:: Provided records ::

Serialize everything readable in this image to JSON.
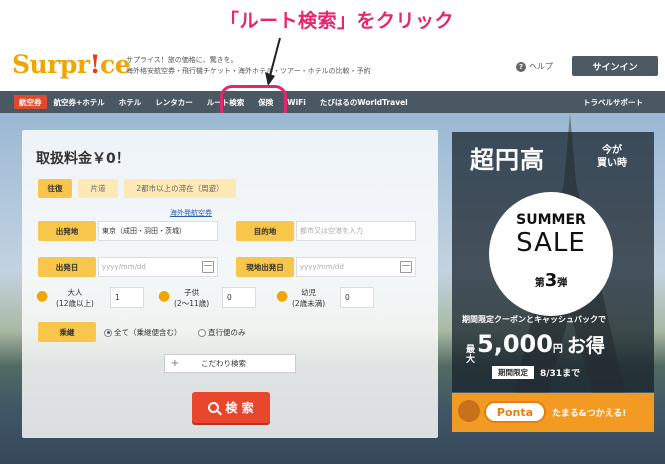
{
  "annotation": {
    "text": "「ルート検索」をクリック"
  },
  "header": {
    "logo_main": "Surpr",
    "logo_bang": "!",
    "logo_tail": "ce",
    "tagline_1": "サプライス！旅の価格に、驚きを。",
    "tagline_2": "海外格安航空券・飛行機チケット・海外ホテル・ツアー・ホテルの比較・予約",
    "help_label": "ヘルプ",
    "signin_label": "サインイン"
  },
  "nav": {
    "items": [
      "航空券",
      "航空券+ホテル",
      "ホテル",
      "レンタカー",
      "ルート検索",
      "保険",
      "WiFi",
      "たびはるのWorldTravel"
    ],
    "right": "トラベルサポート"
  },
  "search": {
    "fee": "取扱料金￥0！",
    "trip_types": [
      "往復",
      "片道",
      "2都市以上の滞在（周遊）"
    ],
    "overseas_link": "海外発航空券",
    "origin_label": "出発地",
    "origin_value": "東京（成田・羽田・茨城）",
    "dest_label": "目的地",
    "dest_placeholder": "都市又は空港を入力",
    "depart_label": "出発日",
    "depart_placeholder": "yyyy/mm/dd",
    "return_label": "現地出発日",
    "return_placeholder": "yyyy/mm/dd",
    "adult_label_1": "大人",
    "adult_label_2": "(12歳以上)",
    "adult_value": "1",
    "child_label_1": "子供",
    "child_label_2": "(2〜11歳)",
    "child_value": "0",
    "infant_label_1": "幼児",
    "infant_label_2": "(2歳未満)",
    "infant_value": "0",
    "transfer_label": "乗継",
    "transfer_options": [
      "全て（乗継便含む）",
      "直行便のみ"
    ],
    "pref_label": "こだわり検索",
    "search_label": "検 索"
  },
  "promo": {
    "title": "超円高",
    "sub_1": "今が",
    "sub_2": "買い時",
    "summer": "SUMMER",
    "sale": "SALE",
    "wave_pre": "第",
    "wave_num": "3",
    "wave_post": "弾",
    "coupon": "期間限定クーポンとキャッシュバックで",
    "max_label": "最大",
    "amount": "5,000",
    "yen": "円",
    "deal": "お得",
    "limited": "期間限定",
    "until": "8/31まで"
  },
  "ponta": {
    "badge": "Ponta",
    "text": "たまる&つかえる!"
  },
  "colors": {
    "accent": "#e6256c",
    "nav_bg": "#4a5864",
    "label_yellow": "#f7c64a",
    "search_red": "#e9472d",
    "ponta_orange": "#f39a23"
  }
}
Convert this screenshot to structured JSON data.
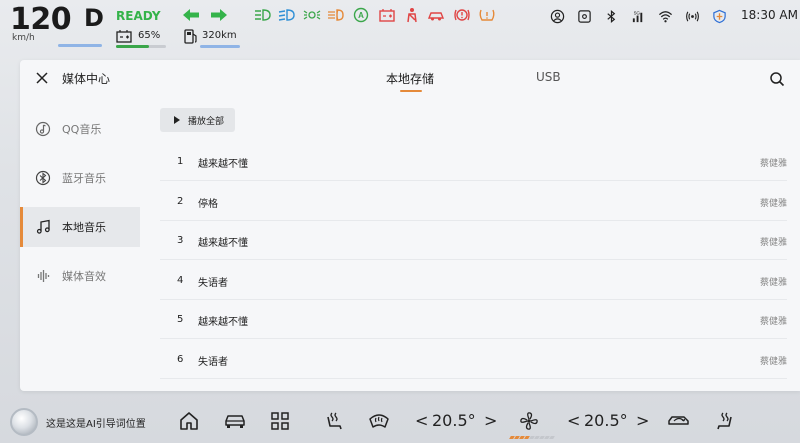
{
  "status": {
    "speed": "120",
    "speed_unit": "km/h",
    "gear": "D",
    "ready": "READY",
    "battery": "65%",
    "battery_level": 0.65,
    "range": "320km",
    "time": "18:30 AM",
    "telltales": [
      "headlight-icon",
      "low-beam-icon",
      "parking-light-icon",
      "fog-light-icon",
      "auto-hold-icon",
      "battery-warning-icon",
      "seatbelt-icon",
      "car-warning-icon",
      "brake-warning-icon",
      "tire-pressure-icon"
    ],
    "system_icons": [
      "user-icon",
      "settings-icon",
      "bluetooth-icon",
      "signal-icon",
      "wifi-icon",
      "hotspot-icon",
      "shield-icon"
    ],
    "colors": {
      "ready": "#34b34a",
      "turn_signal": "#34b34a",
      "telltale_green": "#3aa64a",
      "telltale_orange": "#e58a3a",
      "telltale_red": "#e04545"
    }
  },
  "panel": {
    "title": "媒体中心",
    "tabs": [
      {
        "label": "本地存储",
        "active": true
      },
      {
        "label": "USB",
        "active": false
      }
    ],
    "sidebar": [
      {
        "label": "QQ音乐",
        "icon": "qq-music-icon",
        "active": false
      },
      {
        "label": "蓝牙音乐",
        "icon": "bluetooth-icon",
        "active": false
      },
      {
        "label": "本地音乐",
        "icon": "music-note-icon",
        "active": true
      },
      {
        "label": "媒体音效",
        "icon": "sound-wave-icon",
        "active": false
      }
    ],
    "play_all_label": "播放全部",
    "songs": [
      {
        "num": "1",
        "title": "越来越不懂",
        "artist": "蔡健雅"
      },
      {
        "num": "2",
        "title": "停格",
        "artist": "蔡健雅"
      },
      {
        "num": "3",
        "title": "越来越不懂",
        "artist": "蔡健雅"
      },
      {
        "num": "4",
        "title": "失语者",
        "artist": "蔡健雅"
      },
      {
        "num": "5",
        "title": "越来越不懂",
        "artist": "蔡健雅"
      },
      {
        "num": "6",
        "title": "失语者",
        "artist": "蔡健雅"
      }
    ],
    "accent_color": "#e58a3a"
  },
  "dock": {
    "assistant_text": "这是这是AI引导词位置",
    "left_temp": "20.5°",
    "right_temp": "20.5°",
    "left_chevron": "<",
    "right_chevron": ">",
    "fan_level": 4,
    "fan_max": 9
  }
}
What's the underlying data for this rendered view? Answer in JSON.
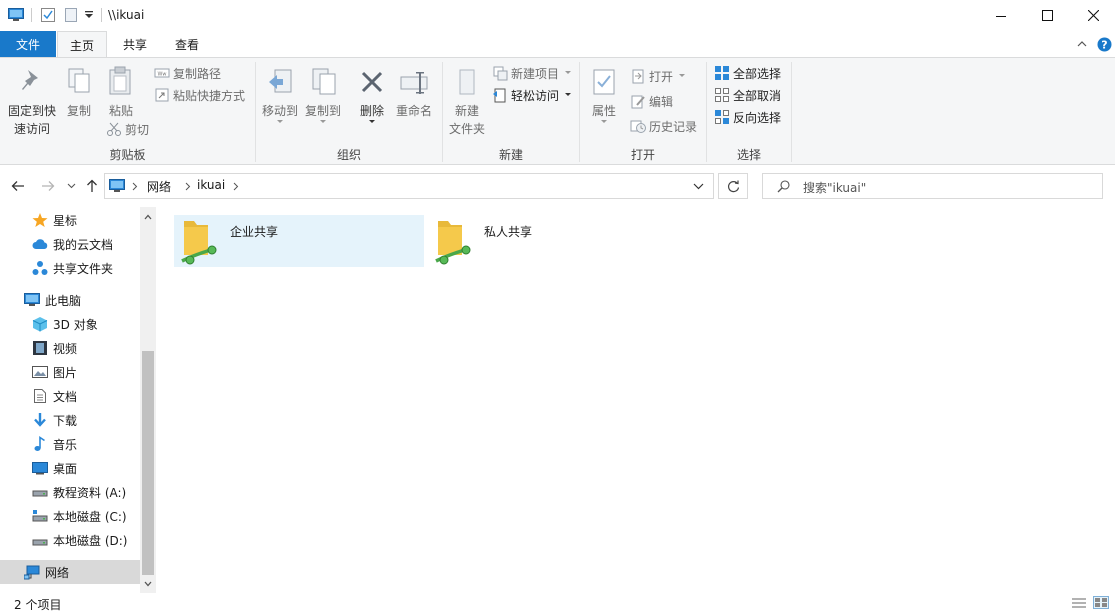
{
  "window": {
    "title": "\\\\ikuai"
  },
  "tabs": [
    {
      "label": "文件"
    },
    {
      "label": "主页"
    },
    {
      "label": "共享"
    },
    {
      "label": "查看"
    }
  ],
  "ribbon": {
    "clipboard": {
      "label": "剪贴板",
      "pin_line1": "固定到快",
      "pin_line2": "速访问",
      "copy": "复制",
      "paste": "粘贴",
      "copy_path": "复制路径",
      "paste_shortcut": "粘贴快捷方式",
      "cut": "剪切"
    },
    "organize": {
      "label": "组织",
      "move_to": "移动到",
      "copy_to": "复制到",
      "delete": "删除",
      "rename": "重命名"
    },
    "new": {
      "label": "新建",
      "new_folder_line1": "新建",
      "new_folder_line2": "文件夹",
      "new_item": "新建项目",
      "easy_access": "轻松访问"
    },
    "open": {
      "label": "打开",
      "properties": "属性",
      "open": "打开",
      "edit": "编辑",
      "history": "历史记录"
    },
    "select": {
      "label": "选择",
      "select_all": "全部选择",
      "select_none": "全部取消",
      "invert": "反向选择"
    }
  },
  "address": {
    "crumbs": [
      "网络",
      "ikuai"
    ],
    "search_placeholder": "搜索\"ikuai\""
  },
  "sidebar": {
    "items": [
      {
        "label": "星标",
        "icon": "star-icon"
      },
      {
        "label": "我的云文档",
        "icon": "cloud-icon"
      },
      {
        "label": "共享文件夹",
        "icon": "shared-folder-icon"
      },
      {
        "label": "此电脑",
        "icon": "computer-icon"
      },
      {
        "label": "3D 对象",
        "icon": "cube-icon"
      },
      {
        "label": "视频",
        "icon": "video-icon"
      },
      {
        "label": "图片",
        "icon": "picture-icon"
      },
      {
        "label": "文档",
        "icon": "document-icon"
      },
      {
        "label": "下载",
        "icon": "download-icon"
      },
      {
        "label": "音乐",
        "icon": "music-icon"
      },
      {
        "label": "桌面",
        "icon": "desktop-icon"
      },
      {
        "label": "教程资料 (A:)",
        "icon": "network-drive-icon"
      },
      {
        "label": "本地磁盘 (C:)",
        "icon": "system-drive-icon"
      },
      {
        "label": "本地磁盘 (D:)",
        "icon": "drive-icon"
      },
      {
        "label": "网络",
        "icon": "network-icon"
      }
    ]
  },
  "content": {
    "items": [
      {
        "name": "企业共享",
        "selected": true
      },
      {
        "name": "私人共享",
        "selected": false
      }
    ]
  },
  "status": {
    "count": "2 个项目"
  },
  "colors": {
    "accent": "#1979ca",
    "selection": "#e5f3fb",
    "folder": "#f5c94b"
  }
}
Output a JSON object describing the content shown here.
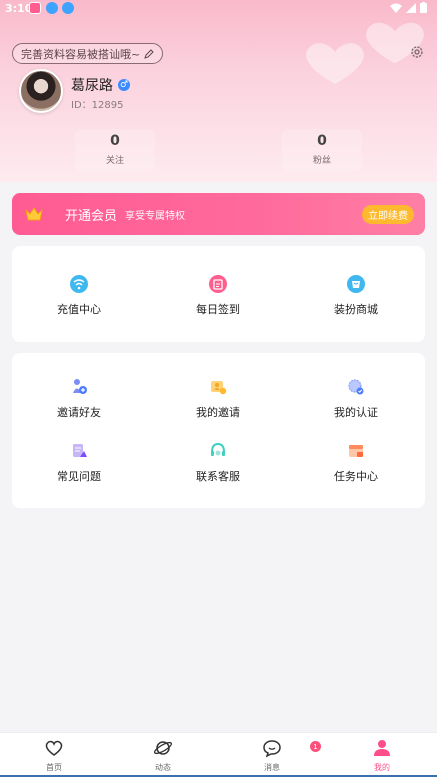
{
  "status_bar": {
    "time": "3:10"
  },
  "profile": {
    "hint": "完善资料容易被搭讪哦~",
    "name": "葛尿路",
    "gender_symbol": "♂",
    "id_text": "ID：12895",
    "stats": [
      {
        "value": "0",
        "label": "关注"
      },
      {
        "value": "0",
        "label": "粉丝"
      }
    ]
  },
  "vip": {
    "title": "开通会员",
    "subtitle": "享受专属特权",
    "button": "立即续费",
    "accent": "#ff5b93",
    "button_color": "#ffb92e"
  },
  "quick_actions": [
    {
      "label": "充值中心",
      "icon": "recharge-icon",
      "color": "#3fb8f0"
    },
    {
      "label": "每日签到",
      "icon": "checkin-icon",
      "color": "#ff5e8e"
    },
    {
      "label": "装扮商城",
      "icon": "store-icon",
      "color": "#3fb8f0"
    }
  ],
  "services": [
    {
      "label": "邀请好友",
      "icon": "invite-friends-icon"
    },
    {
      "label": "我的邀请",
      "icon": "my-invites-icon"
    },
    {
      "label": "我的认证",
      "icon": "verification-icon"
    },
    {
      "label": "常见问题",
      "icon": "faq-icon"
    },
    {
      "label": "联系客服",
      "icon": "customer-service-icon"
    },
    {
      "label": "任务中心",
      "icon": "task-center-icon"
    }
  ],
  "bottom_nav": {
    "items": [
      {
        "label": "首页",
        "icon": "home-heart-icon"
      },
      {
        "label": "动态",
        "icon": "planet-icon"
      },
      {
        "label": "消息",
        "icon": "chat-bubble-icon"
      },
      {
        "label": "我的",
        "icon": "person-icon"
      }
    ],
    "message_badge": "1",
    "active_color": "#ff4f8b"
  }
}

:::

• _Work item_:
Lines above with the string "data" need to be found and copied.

• _Answer area_:
Convert this screenshot to structured JSON data.
What's the underlying data for this rendered view? Answer in JSON.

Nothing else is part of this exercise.